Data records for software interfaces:
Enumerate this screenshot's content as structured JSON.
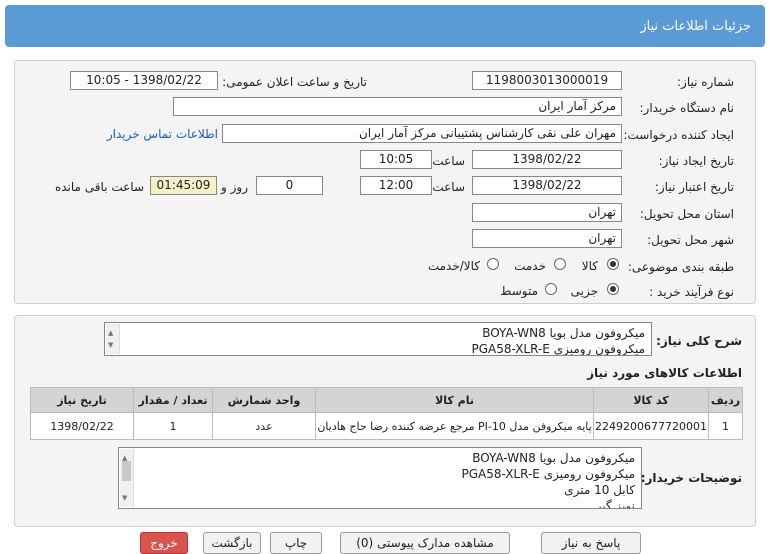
{
  "header": {
    "title": "جزئیات اطلاعات نیاز"
  },
  "form": {
    "need_number_label": "شماره نیاز:",
    "need_number": "1198003013000019",
    "announce_label": "تاریخ و ساعت اعلان عمومی:",
    "announce_value": "1398/02/22 - 10:05",
    "buyer_org_label": "نام دستگاه خریدار:",
    "buyer_org": "مرکز آمار ایران",
    "creator_label": "ایجاد کننده درخواست:",
    "creator": "مهران  علی نقی کارشناس پشتیبانی مرکز آمار ایران",
    "contact_link": "اطلاعات تماس خریدار",
    "created_label": "تاریخ ایجاد نیاز:",
    "created_date": "1398/02/22",
    "created_time": "10:05",
    "time_label": "ساعت",
    "valid_label": "تاریخ اعتبار نیاز:",
    "valid_date": "1398/02/22",
    "valid_time": "12:00",
    "days_value": "0",
    "day_label": "روز و",
    "remaining_time": "01:45:09",
    "remaining_label": "ساعت باقی مانده",
    "province_label": "استان محل تحویل:",
    "province": "تهران",
    "city_label": "شهر محل تحویل:",
    "city": "تهران",
    "category_label": "طبقه بندی موضوعی:",
    "category_options": [
      "کالا",
      "خدمت",
      "کالا/خدمت"
    ],
    "category_selected": "کالا",
    "process_label": "نوع فرآیند خرید :",
    "process_options": [
      "جزیی",
      "متوسط"
    ],
    "process_selected": "جزیی"
  },
  "summary": {
    "label": "شرح کلی نیاز:",
    "lines": [
      "میکروفون مدل بویا BOYA-WN8",
      "میکروفون رومیزی PGA58-XLR-E"
    ]
  },
  "items": {
    "section_title": "اطلاعات کالاهای مورد نیاز",
    "columns": [
      "ردیف",
      "کد کالا",
      "نام کالا",
      "واحد شمارش",
      "تعداد / مقدار",
      "تاریخ نیاز"
    ],
    "rows": [
      [
        "1",
        "2249200677720001",
        "پایه میکروفن مدل PI-10 مرجع عرضه کننده رضا حاج هادیان",
        "عدد",
        "1",
        "1398/02/22"
      ]
    ]
  },
  "notes": {
    "label": "توضیحات خریدار:",
    "lines": [
      "میکروفون مدل بویا BOYA-WN8",
      "میکروفون رومیزی PGA58-XLR-E",
      "کابل 10 متری",
      "نویز گیر"
    ]
  },
  "buttons": {
    "reply": "پاسخ به نیاز",
    "view_docs": "مشاهده مدارک پیوستی (0)",
    "print": "چاپ",
    "back": "بازگشت",
    "exit": "خروج"
  }
}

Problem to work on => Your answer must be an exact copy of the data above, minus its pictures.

Solution to this exercise =>
Enumerate this screenshot's content as structured JSON.
{
  "header": {
    "title": "جزئیات اطلاعات نیاز"
  },
  "form": {
    "need_number_label": "شماره نیاز:",
    "need_number": "1198003013000019",
    "announce_label": "تاریخ و ساعت اعلان عمومی:",
    "announce_value": "1398/02/22 - 10:05",
    "buyer_org_label": "نام دستگاه خریدار:",
    "buyer_org": "مرکز آمار ایران",
    "creator_label": "ایجاد کننده درخواست:",
    "creator": "مهران  علی نقی کارشناس پشتیبانی مرکز آمار ایران",
    "contact_link": "اطلاعات تماس خریدار",
    "created_label": "تاریخ ایجاد نیاز:",
    "created_date": "1398/02/22",
    "created_time": "10:05",
    "time_label": "ساعت",
    "valid_label": "تاریخ اعتبار نیاز:",
    "valid_date": "1398/02/22",
    "valid_time": "12:00",
    "days_value": "0",
    "day_label": "روز و",
    "remaining_time": "01:45:09",
    "remaining_label": "ساعت باقی مانده",
    "province_label": "استان محل تحویل:",
    "province": "تهران",
    "city_label": "شهر محل تحویل:",
    "city": "تهران",
    "category_label": "طبقه بندی موضوعی:",
    "category_options": [
      "کالا",
      "خدمت",
      "کالا/خدمت"
    ],
    "category_selected": "کالا",
    "process_label": "نوع فرآیند خرید :",
    "process_options": [
      "جزیی",
      "متوسط"
    ],
    "process_selected": "جزیی"
  },
  "summary": {
    "label": "شرح کلی نیاز:",
    "lines": [
      "میکروفون مدل بویا BOYA-WN8",
      "میکروفون رومیزی PGA58-XLR-E"
    ]
  },
  "items": {
    "section_title": "اطلاعات کالاهای مورد نیاز",
    "columns": [
      "ردیف",
      "کد کالا",
      "نام کالا",
      "واحد شمارش",
      "تعداد / مقدار",
      "تاریخ نیاز"
    ],
    "rows": [
      [
        "1",
        "2249200677720001",
        "پایه میکروفن مدل PI-10 مرجع عرضه کننده رضا حاج هادیان",
        "عدد",
        "1",
        "1398/02/22"
      ]
    ]
  },
  "notes": {
    "label": "توضیحات خریدار:",
    "lines": [
      "میکروفون مدل بویا BOYA-WN8",
      "میکروفون رومیزی PGA58-XLR-E",
      "کابل 10 متری",
      "نویز گیر"
    ]
  },
  "buttons": {
    "reply": "پاسخ به نیاز",
    "view_docs": "مشاهده مدارک پیوستی (0)",
    "print": "چاپ",
    "back": "بازگشت",
    "exit": "خروج"
  }
}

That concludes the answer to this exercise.